> **Work instructions**
Repeat the entries beneath in their entirety, precisely as given.
-=-=-
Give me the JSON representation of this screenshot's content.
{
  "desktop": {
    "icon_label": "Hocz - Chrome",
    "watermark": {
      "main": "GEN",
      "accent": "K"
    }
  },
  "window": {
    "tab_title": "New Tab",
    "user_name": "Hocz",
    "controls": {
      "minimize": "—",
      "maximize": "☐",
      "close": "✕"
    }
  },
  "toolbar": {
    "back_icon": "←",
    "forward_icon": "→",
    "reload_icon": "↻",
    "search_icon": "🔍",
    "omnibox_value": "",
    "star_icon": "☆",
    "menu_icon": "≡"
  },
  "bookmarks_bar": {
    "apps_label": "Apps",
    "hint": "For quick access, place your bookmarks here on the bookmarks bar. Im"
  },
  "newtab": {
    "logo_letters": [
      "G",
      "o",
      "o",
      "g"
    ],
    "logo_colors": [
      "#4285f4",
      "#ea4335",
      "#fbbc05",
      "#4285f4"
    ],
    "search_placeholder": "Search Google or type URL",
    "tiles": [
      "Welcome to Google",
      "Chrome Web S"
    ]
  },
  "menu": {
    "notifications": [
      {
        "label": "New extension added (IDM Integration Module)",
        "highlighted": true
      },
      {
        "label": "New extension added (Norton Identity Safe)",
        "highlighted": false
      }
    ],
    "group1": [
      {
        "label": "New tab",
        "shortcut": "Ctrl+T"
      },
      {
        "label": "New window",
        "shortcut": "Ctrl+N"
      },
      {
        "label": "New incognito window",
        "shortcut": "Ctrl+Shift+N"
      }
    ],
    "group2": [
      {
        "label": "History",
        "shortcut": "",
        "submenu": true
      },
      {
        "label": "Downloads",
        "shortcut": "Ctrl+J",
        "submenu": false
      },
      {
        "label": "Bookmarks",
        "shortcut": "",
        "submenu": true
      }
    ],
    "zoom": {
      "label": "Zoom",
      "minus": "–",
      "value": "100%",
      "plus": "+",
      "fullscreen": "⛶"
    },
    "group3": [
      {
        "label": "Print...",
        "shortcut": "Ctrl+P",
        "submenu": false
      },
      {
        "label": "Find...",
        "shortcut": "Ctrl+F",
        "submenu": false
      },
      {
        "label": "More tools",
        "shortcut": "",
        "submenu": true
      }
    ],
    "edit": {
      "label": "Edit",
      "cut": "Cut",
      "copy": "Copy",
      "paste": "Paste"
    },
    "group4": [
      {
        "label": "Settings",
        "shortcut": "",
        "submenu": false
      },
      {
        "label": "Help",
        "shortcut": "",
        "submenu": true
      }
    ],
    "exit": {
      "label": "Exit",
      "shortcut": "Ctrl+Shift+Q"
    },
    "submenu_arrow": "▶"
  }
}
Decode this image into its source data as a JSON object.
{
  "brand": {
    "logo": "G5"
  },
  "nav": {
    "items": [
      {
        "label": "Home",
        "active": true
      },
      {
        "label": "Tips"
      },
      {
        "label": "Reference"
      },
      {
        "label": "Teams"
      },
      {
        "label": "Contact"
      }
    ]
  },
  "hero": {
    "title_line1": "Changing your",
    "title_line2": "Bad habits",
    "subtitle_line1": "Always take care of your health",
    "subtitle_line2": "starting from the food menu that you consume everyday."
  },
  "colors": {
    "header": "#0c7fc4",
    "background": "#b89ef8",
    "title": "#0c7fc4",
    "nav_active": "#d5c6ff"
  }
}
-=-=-
> **Task solution**
Give me the JSON representation of this screenshot's content.
{
  "desktop": {
    "icon_label": "Hocz - Chrome",
    "watermark": {
      "main": "GEN",
      "accent": "K"
    }
  },
  "window": {
    "tab_title": "New Tab",
    "user_name": "Hocz",
    "controls": {
      "minimize": "—",
      "maximize": "☐",
      "close": "✕"
    }
  },
  "toolbar": {
    "back_icon": "←",
    "forward_icon": "→",
    "reload_icon": "↻",
    "search_icon": "🔍",
    "omnibox_value": "",
    "star_icon": "☆",
    "menu_icon": "≡"
  },
  "bookmarks_bar": {
    "apps_label": "Apps",
    "hint": "For quick access, place your bookmarks here on the bookmarks bar. Im"
  },
  "newtab": {
    "logo_letters": [
      "G",
      "o",
      "o",
      "g"
    ],
    "logo_colors": [
      "#4285f4",
      "#ea4335",
      "#fbbc05",
      "#4285f4"
    ],
    "search_placeholder": "Search Google or type URL",
    "tiles": [
      "Welcome to Google",
      "Chrome Web S"
    ]
  },
  "menu": {
    "notifications": [
      {
        "label": "New extension added (IDM Integration Module)",
        "highlighted": true
      },
      {
        "label": "New extension added (Norton Identity Safe)",
        "highlighted": false
      }
    ],
    "group1": [
      {
        "label": "New tab",
        "shortcut": "Ctrl+T"
      },
      {
        "label": "New window",
        "shortcut": "Ctrl+N"
      },
      {
        "label": "New incognito window",
        "shortcut": "Ctrl+Shift+N"
      }
    ],
    "group2": [
      {
        "label": "History",
        "shortcut": "",
        "submenu": true
      },
      {
        "label": "Downloads",
        "shortcut": "Ctrl+J",
        "submenu": false
      },
      {
        "label": "Bookmarks",
        "shortcut": "",
        "submenu": true
      }
    ],
    "zoom": {
      "label": "Zoom",
      "minus": "–",
      "value": "100%",
      "plus": "+",
      "fullscreen": "⛶"
    },
    "group3": [
      {
        "label": "Print...",
        "shortcut": "Ctrl+P",
        "submenu": false
      },
      {
        "label": "Find...",
        "shortcut": "Ctrl+F",
        "submenu": false
      },
      {
        "label": "More tools",
        "shortcut": "",
        "submenu": true
      }
    ],
    "edit": {
      "label": "Edit",
      "cut": "Cut",
      "copy": "Copy",
      "paste": "Paste"
    },
    "group4": [
      {
        "label": "Settings",
        "shortcut": "",
        "submenu": false
      },
      {
        "label": "Help",
        "shortcut": "",
        "submenu": true
      }
    ],
    "exit": {
      "label": "Exit",
      "shortcut": "Ctrl+Shift+Q"
    },
    "submenu_arrow": "▶"
  }
}
Decode this image into its source data as a JSON object.
{
  "brand": {
    "logo": "G5"
  },
  "nav": {
    "items": [
      {
        "label": "Home",
        "active": true
      },
      {
        "label": "Tips"
      },
      {
        "label": "Reference"
      },
      {
        "label": "Teams"
      },
      {
        "label": "Contact"
      }
    ]
  },
  "hero": {
    "title_line1": "Changing your",
    "title_line2": "Bad habits",
    "subtitle_line1": "Always take care of your health",
    "subtitle_line2": "starting from the food menu that you consume everyday."
  },
  "colors": {
    "header": "#0c7fc4",
    "background": "#b89ef8",
    "title": "#0c7fc4",
    "nav_active": "#d5c6ff"
  }
}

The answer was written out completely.